◆ **What to do**
From the records that follow, copy every line that contains the word "title".

◆ **Extracted records**

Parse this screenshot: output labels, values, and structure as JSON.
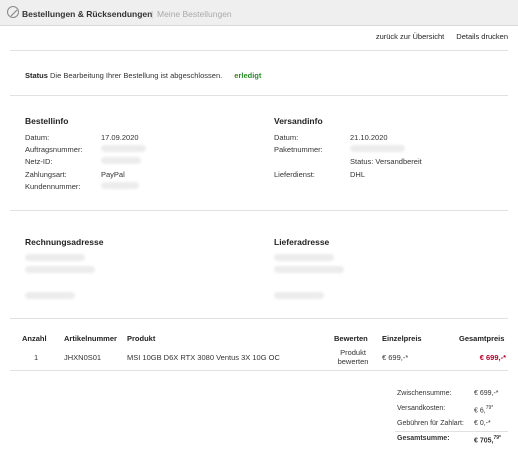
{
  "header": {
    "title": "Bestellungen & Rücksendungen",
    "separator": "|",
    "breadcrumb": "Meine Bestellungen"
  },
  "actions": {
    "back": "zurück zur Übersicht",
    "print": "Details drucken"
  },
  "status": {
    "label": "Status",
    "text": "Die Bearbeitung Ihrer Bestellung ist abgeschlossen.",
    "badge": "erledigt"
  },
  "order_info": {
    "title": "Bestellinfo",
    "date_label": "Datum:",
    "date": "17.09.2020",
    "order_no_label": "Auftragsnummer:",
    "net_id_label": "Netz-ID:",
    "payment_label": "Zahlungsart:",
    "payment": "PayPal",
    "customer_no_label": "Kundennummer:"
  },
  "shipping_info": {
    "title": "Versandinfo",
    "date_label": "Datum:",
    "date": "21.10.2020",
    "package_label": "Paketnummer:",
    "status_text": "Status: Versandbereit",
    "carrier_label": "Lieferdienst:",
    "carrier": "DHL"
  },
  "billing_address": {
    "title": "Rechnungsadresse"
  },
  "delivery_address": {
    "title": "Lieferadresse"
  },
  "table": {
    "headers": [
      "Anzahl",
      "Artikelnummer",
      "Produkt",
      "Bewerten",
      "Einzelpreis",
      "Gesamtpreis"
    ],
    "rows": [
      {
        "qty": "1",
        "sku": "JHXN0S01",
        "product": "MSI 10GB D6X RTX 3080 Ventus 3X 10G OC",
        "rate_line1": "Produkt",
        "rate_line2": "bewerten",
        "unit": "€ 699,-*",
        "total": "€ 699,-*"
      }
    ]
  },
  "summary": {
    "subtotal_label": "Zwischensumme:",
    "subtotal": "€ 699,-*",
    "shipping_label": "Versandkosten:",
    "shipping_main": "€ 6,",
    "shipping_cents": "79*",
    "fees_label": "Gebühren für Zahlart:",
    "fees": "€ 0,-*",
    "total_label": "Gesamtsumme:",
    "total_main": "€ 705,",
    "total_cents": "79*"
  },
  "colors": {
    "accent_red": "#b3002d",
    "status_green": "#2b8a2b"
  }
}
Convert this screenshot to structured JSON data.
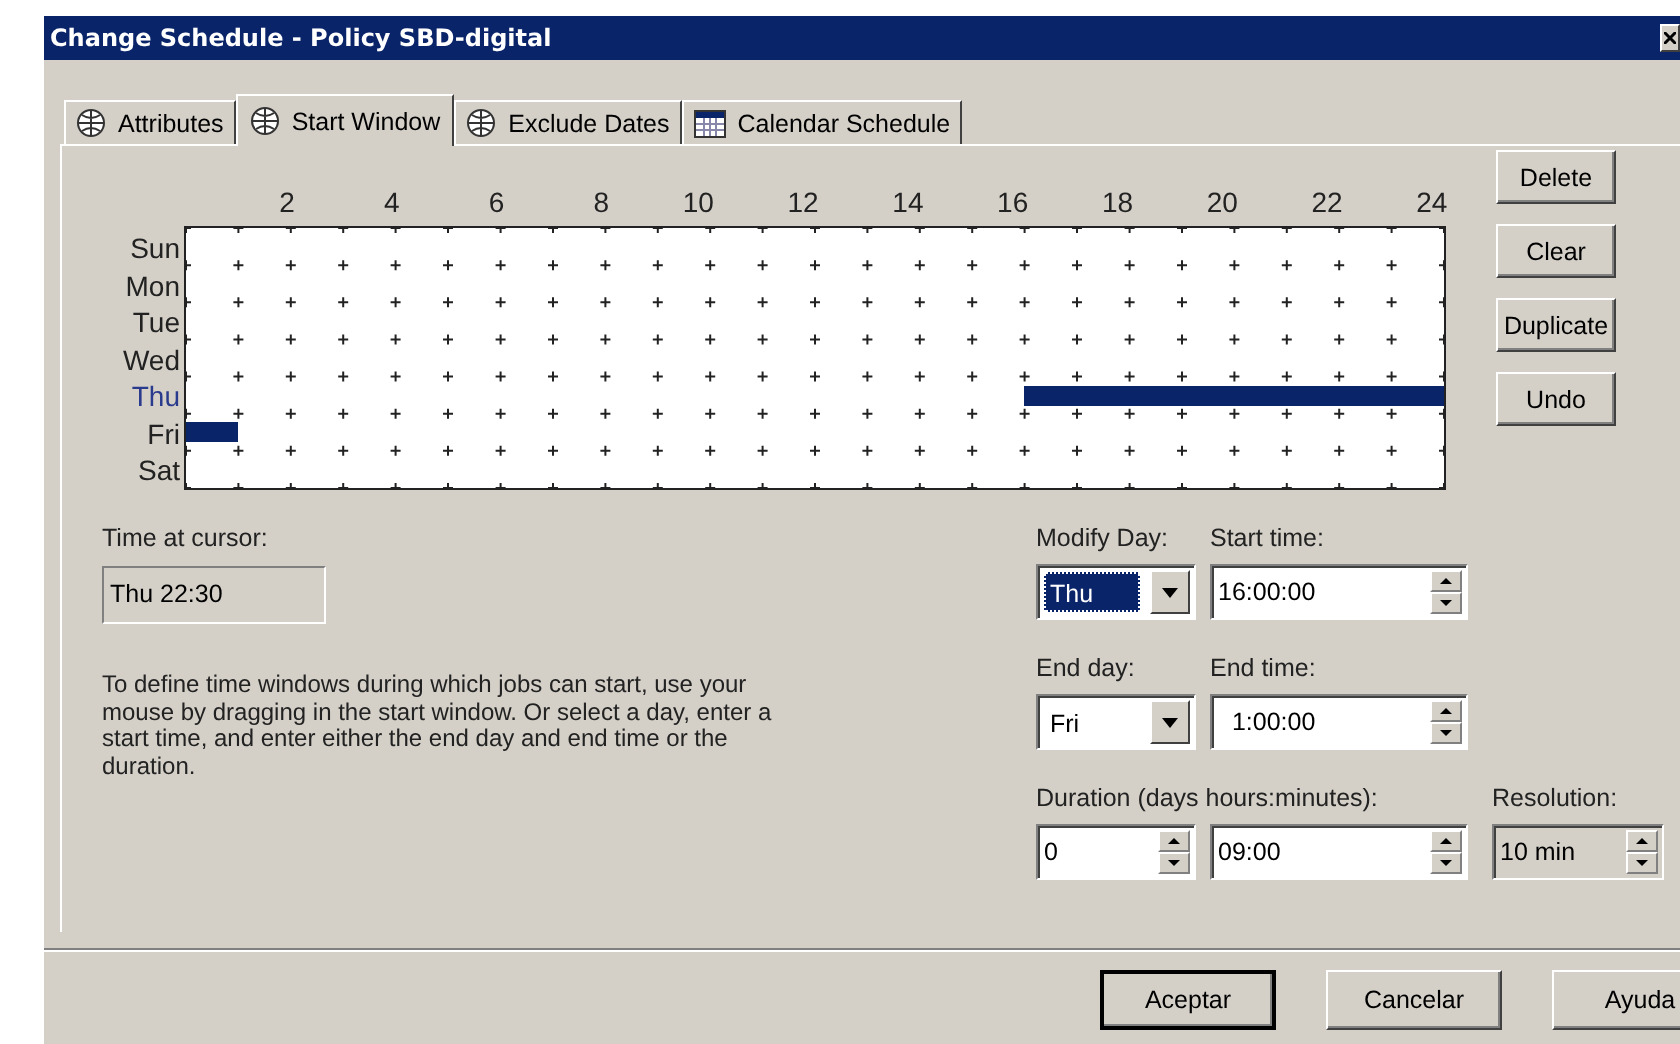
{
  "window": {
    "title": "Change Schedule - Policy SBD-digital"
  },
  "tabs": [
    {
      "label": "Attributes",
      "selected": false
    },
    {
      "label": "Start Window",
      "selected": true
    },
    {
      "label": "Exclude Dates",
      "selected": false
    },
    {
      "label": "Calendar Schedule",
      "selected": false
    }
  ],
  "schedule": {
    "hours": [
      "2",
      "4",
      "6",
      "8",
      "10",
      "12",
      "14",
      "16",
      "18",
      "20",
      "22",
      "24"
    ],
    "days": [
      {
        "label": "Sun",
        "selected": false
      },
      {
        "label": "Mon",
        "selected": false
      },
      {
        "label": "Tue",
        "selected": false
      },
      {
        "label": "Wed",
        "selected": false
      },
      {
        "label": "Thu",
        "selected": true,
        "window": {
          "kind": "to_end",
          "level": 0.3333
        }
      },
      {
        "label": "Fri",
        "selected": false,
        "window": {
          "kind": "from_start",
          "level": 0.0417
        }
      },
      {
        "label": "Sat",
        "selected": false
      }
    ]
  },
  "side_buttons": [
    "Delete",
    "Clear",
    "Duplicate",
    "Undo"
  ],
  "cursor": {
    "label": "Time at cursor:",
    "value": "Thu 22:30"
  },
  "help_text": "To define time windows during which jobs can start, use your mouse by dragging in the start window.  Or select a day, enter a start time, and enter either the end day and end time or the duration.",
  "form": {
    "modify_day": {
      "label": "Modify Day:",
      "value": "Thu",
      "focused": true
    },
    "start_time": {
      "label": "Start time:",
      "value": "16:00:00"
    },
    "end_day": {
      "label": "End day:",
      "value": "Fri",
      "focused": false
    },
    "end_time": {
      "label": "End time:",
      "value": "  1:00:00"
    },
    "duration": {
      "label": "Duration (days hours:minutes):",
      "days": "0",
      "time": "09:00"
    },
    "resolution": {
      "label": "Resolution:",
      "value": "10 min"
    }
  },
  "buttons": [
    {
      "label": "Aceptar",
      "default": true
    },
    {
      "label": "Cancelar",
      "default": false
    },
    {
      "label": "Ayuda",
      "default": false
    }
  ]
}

◆ **Result of the exercise**
    "title": "Bestellungen & Rücksendungen",
    "title": "Bestellinfo",
    "title": "Versandinfo",
    "title": "Rechnungsadresse"
    "title": "Lieferadresse"
    "title": "Change Schedule - Policy SBD-digital"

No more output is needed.